So when have we really made it? If we listen to the words of our Savior, perhaps it is when we’ve stopped trying to “make it.”
Instead of worrying about where we are, what we’ve done, what we haven’t done, who we know, what we have, etcetera – what if we worried chiefly about building a closer relationship with our Lord and Savior, Jesus Christ?
What if prayer, instead of distraction, was our primary focus?

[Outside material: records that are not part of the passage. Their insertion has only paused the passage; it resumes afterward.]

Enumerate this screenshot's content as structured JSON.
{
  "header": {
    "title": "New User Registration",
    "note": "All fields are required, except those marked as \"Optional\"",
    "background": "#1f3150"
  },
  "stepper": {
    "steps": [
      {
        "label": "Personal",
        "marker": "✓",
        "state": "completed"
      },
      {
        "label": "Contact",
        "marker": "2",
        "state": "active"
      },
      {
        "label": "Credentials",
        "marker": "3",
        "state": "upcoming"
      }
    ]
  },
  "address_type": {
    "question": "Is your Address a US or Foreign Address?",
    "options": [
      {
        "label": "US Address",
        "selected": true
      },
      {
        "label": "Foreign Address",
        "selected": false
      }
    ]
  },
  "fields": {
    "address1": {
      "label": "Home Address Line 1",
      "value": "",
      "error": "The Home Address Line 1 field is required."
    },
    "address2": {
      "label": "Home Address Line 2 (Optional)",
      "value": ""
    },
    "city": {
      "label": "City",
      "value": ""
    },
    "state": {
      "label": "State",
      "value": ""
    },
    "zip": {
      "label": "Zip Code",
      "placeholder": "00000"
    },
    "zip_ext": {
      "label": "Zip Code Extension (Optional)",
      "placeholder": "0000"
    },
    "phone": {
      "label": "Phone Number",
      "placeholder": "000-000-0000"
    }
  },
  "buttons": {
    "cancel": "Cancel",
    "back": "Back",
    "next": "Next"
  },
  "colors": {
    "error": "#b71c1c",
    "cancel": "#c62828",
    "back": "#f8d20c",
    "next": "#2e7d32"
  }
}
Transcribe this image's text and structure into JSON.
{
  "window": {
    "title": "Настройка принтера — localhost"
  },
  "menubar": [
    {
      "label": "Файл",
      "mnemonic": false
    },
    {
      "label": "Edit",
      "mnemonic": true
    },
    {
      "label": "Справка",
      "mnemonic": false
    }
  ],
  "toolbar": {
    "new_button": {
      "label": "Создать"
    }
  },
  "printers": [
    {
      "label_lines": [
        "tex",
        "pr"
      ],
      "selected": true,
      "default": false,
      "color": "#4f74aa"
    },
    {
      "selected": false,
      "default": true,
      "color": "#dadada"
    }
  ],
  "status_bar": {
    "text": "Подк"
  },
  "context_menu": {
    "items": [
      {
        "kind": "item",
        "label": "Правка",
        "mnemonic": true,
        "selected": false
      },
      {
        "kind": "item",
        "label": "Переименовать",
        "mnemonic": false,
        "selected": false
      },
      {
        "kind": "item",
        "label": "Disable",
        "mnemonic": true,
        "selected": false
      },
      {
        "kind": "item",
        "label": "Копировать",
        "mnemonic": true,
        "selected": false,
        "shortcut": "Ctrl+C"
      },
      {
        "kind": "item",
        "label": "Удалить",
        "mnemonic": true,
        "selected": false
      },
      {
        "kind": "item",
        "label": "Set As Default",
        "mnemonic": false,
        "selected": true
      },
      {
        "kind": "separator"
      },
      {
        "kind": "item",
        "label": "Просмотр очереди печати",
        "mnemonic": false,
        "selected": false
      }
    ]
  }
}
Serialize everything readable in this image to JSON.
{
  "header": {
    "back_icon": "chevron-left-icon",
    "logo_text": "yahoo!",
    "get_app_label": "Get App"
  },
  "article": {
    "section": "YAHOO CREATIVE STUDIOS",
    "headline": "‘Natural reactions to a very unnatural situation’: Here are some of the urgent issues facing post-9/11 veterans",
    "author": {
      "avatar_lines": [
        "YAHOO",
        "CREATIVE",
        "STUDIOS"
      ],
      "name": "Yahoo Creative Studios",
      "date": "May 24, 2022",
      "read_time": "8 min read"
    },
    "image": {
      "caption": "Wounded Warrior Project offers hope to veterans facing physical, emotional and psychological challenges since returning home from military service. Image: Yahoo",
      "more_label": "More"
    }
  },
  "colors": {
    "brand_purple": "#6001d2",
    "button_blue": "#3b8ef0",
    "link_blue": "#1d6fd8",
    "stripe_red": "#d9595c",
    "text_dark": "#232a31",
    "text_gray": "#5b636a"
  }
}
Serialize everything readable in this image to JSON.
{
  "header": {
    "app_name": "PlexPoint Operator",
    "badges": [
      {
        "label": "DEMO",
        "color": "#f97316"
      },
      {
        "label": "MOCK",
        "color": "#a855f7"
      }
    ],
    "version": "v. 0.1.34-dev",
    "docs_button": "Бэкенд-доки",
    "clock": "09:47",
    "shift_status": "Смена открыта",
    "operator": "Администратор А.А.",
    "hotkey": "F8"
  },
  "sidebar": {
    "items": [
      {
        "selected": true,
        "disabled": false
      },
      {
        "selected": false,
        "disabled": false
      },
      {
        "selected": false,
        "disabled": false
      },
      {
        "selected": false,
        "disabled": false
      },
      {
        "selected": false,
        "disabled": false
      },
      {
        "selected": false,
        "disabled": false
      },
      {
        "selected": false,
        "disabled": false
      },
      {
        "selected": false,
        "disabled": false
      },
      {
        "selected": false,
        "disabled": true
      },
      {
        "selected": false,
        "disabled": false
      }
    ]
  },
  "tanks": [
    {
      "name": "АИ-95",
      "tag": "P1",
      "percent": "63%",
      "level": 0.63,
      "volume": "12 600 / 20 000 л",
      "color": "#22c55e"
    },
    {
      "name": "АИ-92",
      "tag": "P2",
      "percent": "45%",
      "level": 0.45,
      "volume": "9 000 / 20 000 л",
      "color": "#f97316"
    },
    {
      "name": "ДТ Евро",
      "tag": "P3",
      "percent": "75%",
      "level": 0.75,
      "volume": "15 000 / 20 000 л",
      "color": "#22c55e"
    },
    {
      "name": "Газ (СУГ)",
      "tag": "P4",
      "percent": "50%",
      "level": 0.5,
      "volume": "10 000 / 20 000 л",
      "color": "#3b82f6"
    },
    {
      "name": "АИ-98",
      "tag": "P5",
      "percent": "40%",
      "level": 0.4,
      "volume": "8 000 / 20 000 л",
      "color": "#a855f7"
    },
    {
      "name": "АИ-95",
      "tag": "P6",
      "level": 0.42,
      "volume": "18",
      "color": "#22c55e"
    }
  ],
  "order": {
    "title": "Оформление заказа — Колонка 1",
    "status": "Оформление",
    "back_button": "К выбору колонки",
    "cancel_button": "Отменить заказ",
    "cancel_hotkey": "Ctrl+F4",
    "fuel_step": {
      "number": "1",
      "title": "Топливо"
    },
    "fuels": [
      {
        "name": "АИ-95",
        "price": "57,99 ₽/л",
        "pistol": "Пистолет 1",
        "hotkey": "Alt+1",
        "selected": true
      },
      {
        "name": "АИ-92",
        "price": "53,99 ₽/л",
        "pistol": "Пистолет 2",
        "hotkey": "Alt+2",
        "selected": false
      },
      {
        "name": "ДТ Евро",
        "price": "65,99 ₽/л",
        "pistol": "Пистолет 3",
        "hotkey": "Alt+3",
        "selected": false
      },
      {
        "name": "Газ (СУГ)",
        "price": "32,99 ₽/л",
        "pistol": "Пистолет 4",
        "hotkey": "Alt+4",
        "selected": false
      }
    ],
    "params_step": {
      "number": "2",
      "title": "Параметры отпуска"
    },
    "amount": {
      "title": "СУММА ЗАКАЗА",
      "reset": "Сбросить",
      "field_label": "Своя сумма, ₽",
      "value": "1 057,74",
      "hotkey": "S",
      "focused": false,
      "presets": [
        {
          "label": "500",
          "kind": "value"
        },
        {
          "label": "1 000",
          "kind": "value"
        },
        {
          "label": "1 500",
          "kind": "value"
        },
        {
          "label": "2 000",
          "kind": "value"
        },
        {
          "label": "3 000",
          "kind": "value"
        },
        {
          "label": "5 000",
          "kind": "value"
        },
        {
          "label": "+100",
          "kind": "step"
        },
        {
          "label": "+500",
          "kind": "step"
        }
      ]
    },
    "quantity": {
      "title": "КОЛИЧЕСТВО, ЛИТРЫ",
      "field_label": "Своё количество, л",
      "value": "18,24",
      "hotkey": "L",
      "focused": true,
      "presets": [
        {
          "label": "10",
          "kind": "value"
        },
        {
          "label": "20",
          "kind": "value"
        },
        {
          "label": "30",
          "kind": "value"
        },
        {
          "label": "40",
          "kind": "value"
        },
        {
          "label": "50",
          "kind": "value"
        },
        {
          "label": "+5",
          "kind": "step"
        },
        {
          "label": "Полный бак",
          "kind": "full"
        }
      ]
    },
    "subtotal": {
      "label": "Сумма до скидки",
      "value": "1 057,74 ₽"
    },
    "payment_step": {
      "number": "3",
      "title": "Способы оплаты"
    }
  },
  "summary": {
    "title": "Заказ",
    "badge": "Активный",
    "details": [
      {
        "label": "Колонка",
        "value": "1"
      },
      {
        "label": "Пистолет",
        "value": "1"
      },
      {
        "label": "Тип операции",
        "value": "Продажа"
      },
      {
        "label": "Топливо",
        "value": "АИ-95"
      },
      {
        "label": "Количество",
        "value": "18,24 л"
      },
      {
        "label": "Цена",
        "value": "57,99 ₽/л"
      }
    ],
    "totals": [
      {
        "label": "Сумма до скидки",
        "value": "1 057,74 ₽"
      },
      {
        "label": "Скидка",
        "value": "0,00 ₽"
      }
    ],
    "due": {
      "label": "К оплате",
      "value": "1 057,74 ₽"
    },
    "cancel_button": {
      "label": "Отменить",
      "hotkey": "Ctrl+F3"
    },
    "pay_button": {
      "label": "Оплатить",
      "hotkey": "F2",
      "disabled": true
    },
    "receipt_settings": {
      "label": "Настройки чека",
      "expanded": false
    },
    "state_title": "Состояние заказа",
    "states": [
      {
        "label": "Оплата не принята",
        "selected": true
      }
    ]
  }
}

What if we focused on smiling and loving others in every small interaction, instead of thinking about how someday, we might be in a place to do that?
And what if every little moment we had, even the short ones, was savored as if it were a great treasure and blessing – because it is – instead of constantly looking ahead to some time in the future when we may or may not “have the time” to be grateful for the bountiful blessings our Lord has granted us?
Is it not true that we meet God chiefly in this very present moment, right now, and not in thinking of the past or the future?
And so, with King Solomon’s help, and the rough-and-tumble experiences of a life fraught with trying to “make it,” I’ve been able to shake off some of that need to “be somebody.”
Lord have mercy, I have so much farther to go. Humility is the toughest virtue to attain, and my sinfulness makes it tougher.
Nevertheless, I am thankful to realize at least some of these things, even in my limited and imperfect manner. I can pass these lessons onto my children and help them, God willing, to have strong values about what matters most in life.
In this special time of year we remember, thank God, that we are given a path, a path that we are now seeing in clear view. For as Easter approaches, we see that God does have a plan for us all. He sent His Son to redeem His creation, all of us sinners, and draw us to Himself.
I am truly grateful for that. It gives life its proper perspective.
A perspective that says “success,” as the world defines it, is not what we are here for.
True success, if it can be called that, feels like the realization of knowing, and being known by, the Lover of Mankind.